▶ Instructions for the task: Among the lines of the entries below, count those containing the word "using" and answer with the number only.

▶ Excerpted records:
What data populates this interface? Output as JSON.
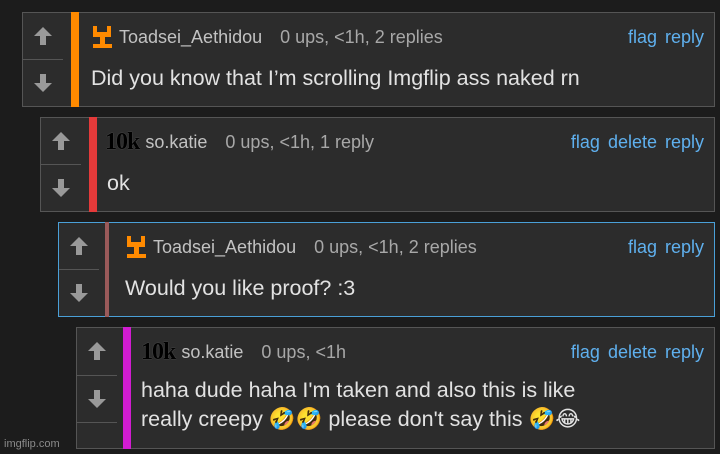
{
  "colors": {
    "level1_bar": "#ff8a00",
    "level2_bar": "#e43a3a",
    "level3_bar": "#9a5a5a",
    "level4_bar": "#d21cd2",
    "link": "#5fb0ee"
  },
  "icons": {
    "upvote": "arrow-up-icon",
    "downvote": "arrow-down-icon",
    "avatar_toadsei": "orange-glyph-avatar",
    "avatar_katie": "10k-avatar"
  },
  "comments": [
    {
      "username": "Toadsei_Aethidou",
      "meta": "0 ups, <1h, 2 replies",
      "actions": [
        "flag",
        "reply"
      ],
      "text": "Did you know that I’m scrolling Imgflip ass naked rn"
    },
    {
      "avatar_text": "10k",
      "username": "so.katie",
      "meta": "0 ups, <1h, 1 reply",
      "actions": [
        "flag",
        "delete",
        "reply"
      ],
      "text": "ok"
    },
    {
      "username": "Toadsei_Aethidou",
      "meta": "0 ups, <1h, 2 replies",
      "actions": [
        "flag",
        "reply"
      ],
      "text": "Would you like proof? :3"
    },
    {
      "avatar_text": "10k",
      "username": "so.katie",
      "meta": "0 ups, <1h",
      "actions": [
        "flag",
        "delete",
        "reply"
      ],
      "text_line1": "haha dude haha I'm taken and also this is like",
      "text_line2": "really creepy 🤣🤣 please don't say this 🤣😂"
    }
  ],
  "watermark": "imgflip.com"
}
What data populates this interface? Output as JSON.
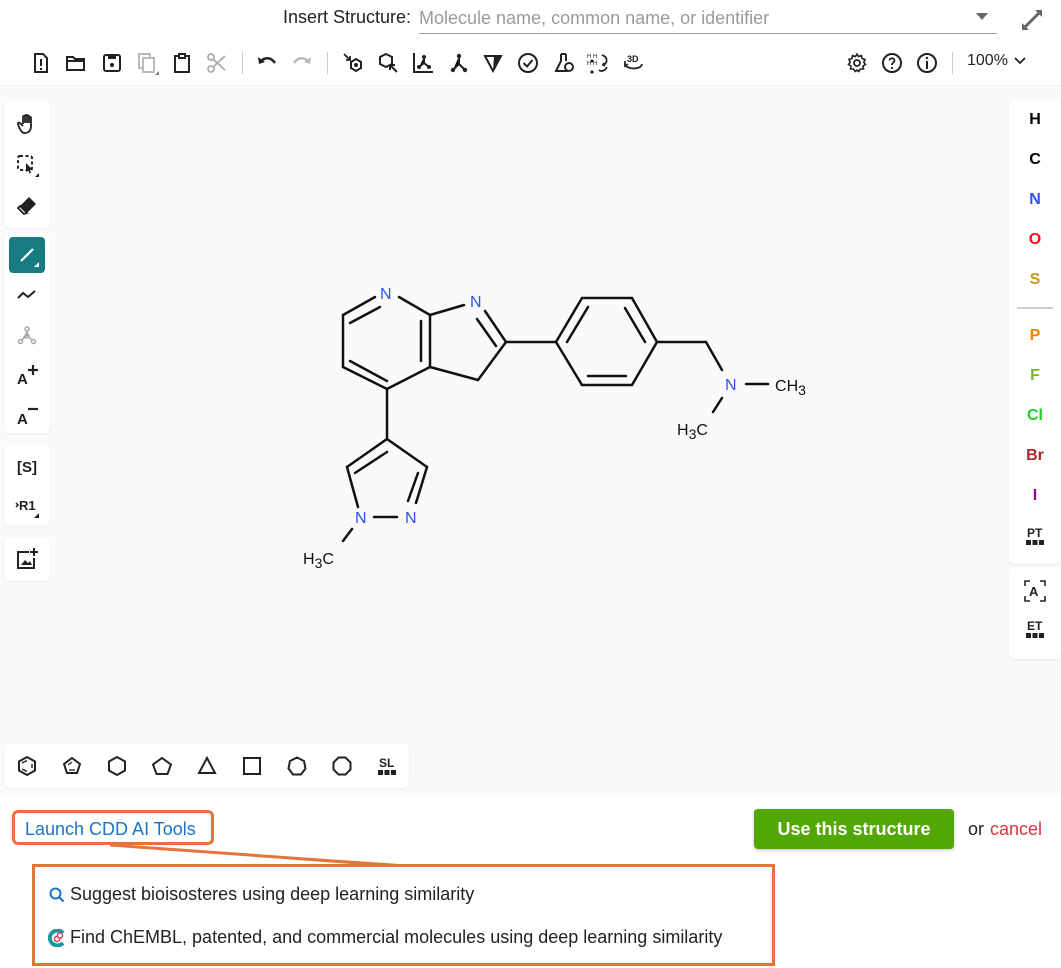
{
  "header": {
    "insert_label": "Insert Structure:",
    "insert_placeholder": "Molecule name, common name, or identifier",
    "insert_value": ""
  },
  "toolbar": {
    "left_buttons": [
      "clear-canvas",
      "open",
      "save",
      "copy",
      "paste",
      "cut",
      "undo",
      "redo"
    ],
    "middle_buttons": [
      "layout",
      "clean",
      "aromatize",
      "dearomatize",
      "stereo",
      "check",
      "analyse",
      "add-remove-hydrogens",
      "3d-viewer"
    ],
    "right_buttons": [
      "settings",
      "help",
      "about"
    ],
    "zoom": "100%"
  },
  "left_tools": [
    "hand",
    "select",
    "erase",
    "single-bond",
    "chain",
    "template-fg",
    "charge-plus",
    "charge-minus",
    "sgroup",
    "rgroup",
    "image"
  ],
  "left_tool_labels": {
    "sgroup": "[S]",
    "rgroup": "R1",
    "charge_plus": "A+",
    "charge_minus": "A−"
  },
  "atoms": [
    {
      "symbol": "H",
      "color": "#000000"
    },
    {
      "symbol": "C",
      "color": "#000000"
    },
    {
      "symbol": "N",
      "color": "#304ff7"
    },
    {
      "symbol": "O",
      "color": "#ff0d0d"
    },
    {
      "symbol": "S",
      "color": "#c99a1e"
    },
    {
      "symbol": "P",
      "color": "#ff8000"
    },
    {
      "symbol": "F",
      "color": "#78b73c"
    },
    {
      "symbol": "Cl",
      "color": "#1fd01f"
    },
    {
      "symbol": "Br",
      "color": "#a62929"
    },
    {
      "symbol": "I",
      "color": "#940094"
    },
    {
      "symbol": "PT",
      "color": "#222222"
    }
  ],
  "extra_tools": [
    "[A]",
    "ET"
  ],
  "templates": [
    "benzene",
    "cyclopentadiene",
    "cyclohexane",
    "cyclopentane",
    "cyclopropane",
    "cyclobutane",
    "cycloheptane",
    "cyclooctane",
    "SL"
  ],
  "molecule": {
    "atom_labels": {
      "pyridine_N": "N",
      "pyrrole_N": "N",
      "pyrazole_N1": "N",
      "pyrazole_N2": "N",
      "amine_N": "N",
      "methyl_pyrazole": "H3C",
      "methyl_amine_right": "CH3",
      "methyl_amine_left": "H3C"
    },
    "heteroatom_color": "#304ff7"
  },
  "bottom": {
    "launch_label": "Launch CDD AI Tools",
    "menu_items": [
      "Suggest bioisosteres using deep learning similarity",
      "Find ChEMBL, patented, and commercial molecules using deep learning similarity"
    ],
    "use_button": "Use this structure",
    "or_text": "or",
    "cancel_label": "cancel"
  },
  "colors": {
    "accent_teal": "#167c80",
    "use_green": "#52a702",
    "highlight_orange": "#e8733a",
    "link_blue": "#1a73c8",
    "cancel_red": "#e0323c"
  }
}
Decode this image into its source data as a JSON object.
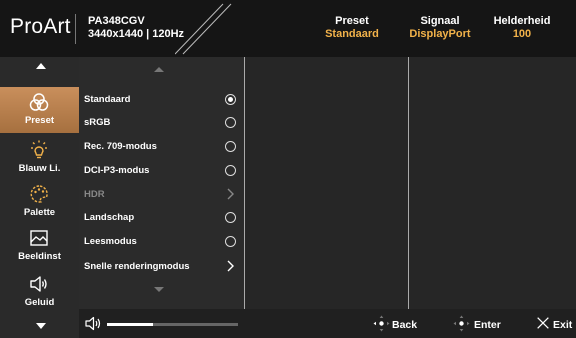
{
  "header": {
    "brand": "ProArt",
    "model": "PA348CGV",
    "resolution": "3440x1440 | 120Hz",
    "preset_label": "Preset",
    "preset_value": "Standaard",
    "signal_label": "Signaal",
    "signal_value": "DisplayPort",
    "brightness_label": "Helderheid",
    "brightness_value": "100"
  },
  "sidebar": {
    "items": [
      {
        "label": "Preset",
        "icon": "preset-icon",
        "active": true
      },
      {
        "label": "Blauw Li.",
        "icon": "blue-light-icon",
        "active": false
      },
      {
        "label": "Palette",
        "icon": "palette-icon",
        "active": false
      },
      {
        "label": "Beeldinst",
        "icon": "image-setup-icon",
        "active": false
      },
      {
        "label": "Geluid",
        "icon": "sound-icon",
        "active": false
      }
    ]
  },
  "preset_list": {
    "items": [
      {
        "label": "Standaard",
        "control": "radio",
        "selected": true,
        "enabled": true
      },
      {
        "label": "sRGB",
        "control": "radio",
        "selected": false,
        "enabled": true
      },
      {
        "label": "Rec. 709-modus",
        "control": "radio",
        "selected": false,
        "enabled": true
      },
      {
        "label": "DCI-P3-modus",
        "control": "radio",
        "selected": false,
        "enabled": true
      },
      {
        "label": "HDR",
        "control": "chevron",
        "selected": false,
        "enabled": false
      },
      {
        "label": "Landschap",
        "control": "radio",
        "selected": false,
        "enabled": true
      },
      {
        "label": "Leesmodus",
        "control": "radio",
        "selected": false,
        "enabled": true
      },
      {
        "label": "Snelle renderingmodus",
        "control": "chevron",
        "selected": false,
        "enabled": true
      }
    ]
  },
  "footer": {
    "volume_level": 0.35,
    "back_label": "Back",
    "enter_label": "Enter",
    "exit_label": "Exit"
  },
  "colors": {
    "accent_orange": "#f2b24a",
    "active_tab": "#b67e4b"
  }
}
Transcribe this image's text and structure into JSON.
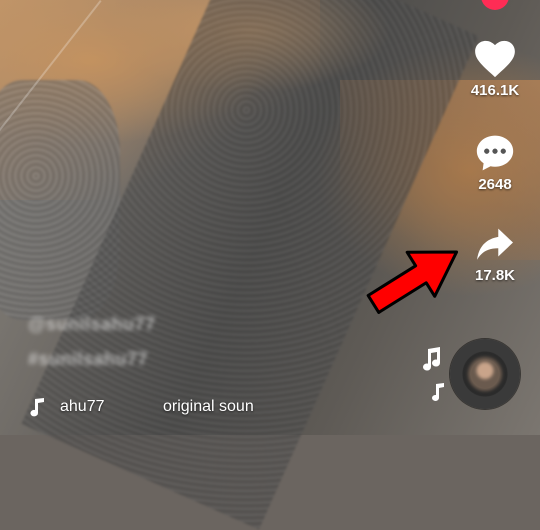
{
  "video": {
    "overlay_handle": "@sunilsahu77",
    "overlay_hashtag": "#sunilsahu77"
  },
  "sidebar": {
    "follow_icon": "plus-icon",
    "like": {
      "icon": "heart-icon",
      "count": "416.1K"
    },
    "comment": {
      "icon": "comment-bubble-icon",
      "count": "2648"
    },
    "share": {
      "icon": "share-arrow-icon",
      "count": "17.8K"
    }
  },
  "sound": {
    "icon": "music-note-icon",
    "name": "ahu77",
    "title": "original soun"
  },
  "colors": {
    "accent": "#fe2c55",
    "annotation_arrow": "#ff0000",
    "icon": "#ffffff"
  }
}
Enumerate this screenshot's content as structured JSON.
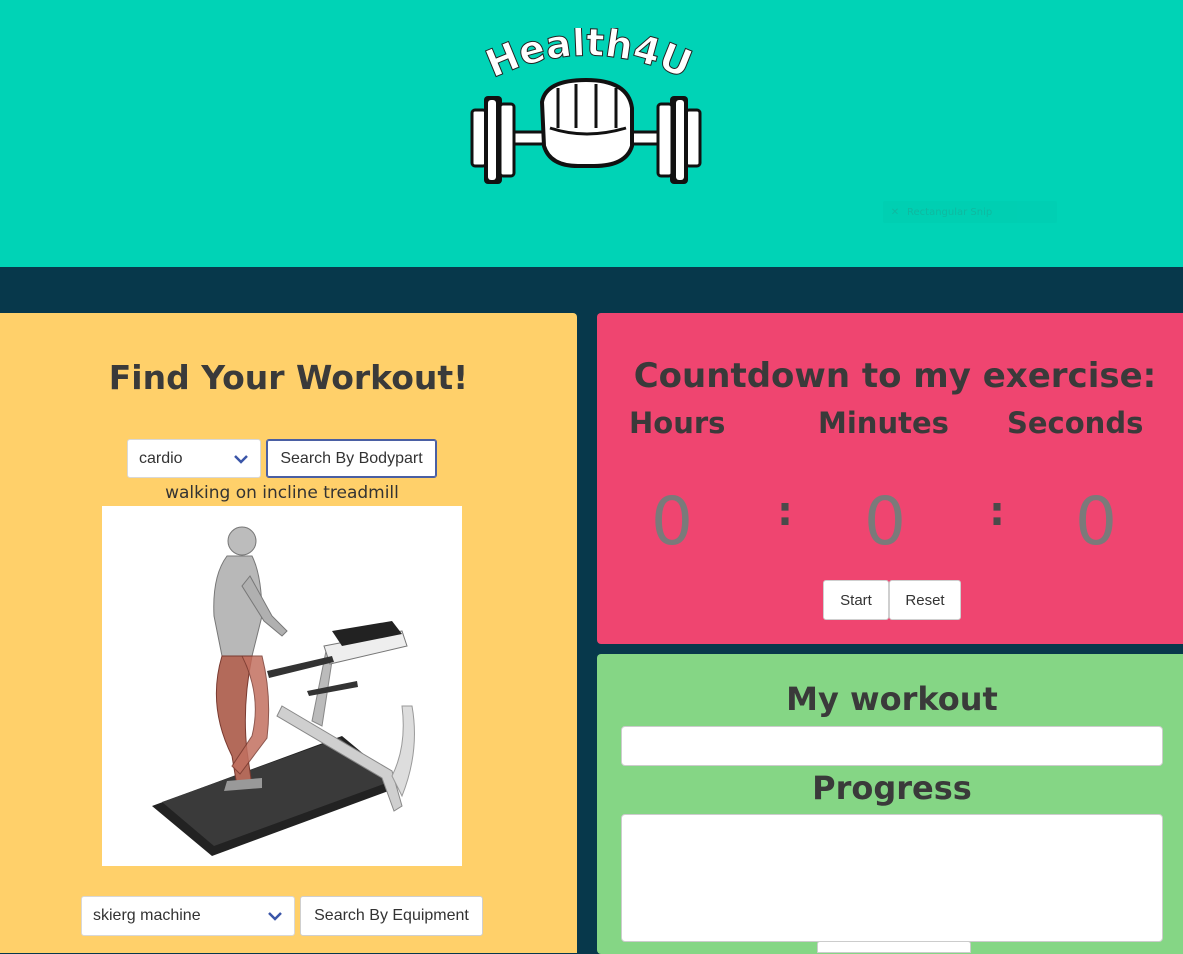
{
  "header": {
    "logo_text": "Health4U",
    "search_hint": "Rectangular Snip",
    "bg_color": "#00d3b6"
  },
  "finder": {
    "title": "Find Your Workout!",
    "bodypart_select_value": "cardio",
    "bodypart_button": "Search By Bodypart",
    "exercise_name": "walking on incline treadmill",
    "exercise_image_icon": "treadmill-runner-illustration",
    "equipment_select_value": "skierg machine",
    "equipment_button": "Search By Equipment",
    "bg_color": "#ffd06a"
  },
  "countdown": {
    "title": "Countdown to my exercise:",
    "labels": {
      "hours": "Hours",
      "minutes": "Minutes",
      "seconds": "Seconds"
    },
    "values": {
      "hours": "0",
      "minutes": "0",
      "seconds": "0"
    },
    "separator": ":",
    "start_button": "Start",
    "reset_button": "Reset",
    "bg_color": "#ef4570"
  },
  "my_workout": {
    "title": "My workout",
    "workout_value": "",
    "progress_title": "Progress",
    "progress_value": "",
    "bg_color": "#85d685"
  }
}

▶ Result of this exercise: 2